──────── Data extract
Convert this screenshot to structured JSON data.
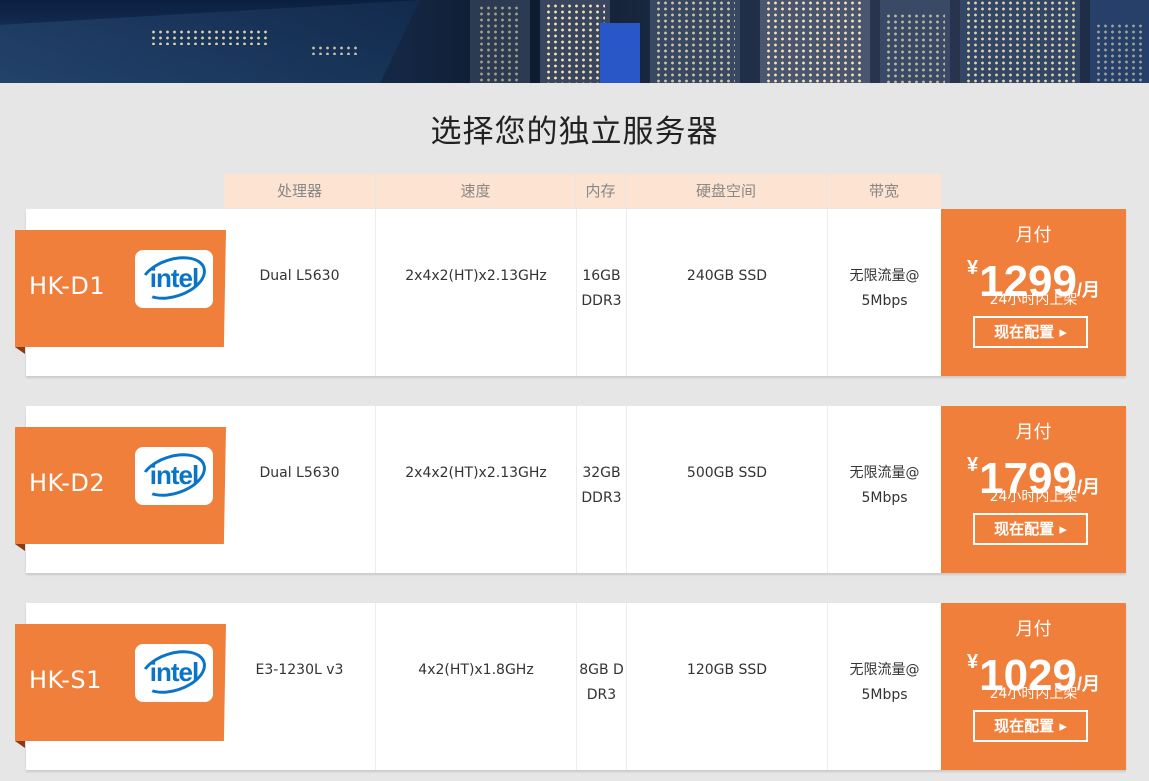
{
  "page": {
    "title": "选择您的独立服务器"
  },
  "columns": [
    "处理器",
    "速度",
    "内存",
    "硬盘空间",
    "带宽"
  ],
  "plans": [
    {
      "name": "HK-D1",
      "cpu": "Dual L5630",
      "speed": "2x4x2(HT)x2.13GHz",
      "memory_line1": "16GB",
      "memory_line2": "DDR3",
      "disk": "240GB SSD",
      "bandwidth_line1": "无限流量@",
      "bandwidth_line2": "5Mbps",
      "billing": "月付",
      "currency": "¥",
      "price": "1299",
      "unit": "/月",
      "note": "24小时内上架",
      "button": "现在配置 ▸",
      "logo": "intel"
    },
    {
      "name": "HK-D2",
      "cpu": "Dual L5630",
      "speed": "2x4x2(HT)x2.13GHz",
      "memory_line1": "32GB",
      "memory_line2": "DDR3",
      "disk": "500GB SSD",
      "bandwidth_line1": "无限流量@",
      "bandwidth_line2": "5Mbps",
      "billing": "月付",
      "currency": "¥",
      "price": "1799",
      "unit": "/月",
      "note": "24小时内上架",
      "button": "现在配置 ▸",
      "logo": "intel"
    },
    {
      "name": "HK-S1",
      "cpu": "E3-1230L v3",
      "speed": "4x2(HT)x1.8GHz",
      "memory_line1": "8GB D",
      "memory_line2": "DR3",
      "disk": "120GB SSD",
      "bandwidth_line1": "无限流量@",
      "bandwidth_line2": "5Mbps",
      "billing": "月付",
      "currency": "¥",
      "price": "1029",
      "unit": "/月",
      "note": "24小时内上架",
      "button": "现在配置 ▸",
      "logo": "intel"
    }
  ],
  "colors": {
    "accent": "#ef7f3a",
    "header_bg": "#fde3d1",
    "page_bg": "#e6e6e6"
  }
}
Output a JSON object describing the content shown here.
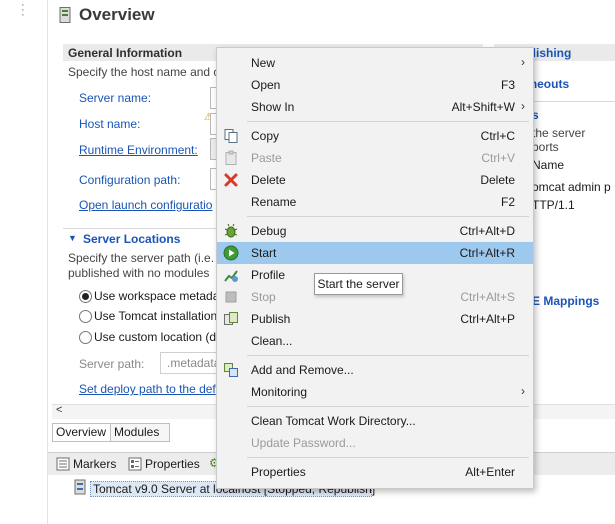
{
  "editor": {
    "title": "Overview",
    "general": {
      "heading": "General Information",
      "desc": "Specify the host name and c",
      "server_name_label": "Server name:",
      "host_name_label": "Host name:",
      "runtime_env_link": "Runtime Environment:",
      "config_path_label": "Configuration path:",
      "open_launch_link": "Open launch configuratio"
    },
    "locations": {
      "heading": "Server Locations",
      "desc1": "Specify the server path (i.e. c",
      "desc2": "published with no modules",
      "opt_workspace": "Use workspace metada",
      "opt_tomcat": "Use Tomcat installation",
      "opt_custom": "Use custom location (d",
      "server_path_label": "Server path:",
      "server_path_value": ".metadata",
      "deploy_link": "Set deploy path to the def"
    },
    "right": {
      "publishing": "Publishing",
      "timeouts": "Timeouts",
      "ports": "s",
      "ports_desc": "the server ports",
      "name_col": "Name",
      "row1": "omcat admin p",
      "row2": "TTP/1.1",
      "mime": "E Mappings"
    },
    "bottom_tabs": [
      "Overview",
      "Modules"
    ]
  },
  "views": {
    "tabs": [
      "Markers",
      "Properties"
    ],
    "server_row": "Tomcat v9.0 Server at localhost  [Stopped, Republish]"
  },
  "menu": {
    "items": [
      {
        "label": "New",
        "accel": "",
        "submenu": true,
        "icon": ""
      },
      {
        "label": "Open",
        "accel": "F3",
        "submenu": false,
        "icon": ""
      },
      {
        "label": "Show In",
        "accel": "Alt+Shift+W",
        "submenu": true,
        "icon": ""
      },
      {
        "label": "Copy",
        "accel": "Ctrl+C",
        "submenu": false,
        "icon": "copy-icon"
      },
      {
        "label": "Paste",
        "accel": "Ctrl+V",
        "submenu": false,
        "icon": "paste-icon",
        "disabled": true
      },
      {
        "label": "Delete",
        "accel": "Delete",
        "submenu": false,
        "icon": "delete-icon"
      },
      {
        "label": "Rename",
        "accel": "F2",
        "submenu": false,
        "icon": ""
      },
      {
        "label": "Debug",
        "accel": "Ctrl+Alt+D",
        "submenu": false,
        "icon": "debug-icon"
      },
      {
        "label": "Start",
        "accel": "Ctrl+Alt+R",
        "submenu": false,
        "icon": "start-icon",
        "selected": true
      },
      {
        "label": "Profile",
        "accel": "",
        "submenu": false,
        "icon": "profile-icon"
      },
      {
        "label": "Stop",
        "accel": "Ctrl+Alt+S",
        "submenu": false,
        "icon": "stop-icon",
        "disabled": true
      },
      {
        "label": "Publish",
        "accel": "Ctrl+Alt+P",
        "submenu": false,
        "icon": "publish-icon"
      },
      {
        "label": "Clean...",
        "accel": "",
        "submenu": false,
        "icon": ""
      },
      {
        "label": "Add and Remove...",
        "accel": "",
        "submenu": false,
        "icon": "add-remove-icon"
      },
      {
        "label": "Monitoring",
        "accel": "",
        "submenu": true,
        "icon": ""
      },
      {
        "label": "Clean Tomcat Work Directory...",
        "accel": "",
        "submenu": false,
        "icon": ""
      },
      {
        "label": "Update Password...",
        "accel": "",
        "submenu": false,
        "icon": "",
        "disabled": true
      },
      {
        "label": "Properties",
        "accel": "Alt+Enter",
        "submenu": false,
        "icon": ""
      }
    ],
    "tooltip": "Start the server"
  },
  "colors": {
    "link": "#1a55b6",
    "selection": "#9ec9ee",
    "menu_bg": "#f2f2f2"
  }
}
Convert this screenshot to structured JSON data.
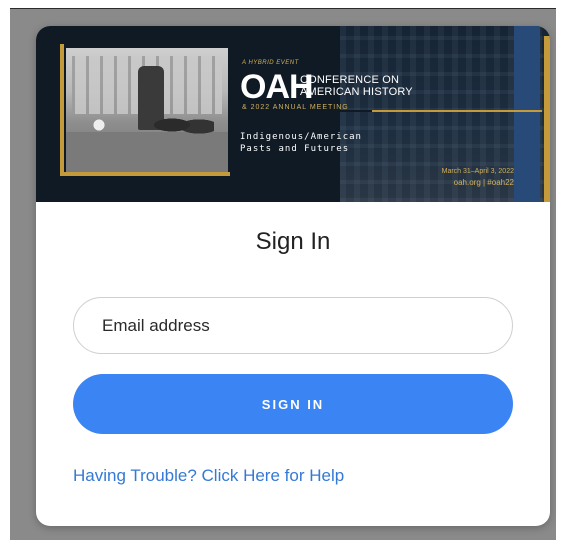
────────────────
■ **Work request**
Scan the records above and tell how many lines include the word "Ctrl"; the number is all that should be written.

■ **Solution to this task**
6